Your assignment:
What lines of the material below include the string "color"? Copy all of them.

:::::

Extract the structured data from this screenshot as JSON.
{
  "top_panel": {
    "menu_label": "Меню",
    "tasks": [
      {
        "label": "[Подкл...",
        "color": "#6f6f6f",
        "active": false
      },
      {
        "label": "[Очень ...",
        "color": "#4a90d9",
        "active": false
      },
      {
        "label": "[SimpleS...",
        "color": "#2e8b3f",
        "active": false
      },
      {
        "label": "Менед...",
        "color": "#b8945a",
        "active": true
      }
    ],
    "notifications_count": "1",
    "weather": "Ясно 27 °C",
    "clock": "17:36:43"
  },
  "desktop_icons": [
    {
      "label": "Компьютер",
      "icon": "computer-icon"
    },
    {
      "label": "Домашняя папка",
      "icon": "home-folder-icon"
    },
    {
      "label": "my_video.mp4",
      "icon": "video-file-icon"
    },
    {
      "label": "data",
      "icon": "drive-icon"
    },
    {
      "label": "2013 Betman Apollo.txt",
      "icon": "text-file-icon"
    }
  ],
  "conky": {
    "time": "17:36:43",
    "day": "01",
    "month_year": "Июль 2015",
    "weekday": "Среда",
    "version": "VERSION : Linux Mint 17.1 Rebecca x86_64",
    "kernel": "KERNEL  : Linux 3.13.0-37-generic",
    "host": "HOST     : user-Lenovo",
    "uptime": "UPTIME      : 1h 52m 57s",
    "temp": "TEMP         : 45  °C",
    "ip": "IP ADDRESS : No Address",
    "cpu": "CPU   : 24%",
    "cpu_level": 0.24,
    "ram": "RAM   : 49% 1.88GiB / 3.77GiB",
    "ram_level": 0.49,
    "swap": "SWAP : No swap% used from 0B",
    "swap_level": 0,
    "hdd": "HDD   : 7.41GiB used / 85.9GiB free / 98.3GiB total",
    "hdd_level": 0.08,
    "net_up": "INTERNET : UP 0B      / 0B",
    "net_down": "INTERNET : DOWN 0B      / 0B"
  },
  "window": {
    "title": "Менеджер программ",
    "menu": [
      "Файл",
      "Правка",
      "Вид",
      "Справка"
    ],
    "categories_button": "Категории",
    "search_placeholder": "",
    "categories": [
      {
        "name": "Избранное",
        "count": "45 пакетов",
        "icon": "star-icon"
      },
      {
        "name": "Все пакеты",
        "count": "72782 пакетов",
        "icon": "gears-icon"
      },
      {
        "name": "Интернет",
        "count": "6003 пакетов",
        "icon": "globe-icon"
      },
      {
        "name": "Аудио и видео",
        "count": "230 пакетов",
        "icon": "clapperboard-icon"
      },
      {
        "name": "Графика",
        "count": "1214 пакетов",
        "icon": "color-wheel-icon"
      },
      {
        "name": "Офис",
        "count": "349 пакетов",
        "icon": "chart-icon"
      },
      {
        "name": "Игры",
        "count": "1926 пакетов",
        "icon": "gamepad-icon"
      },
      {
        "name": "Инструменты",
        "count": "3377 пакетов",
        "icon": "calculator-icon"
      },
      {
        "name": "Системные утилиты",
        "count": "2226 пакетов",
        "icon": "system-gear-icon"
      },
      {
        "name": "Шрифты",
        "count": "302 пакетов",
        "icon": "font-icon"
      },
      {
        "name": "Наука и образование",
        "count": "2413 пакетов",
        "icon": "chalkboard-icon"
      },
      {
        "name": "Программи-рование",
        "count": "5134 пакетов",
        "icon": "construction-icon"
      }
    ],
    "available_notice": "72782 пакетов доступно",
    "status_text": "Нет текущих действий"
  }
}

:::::

Expected answer:
        "color": "#6f6f6f",
        "color": "#4a90d9",
        "color": "#2e8b3f",
        "color": "#b8945a",
        "icon": "color-wheel-icon"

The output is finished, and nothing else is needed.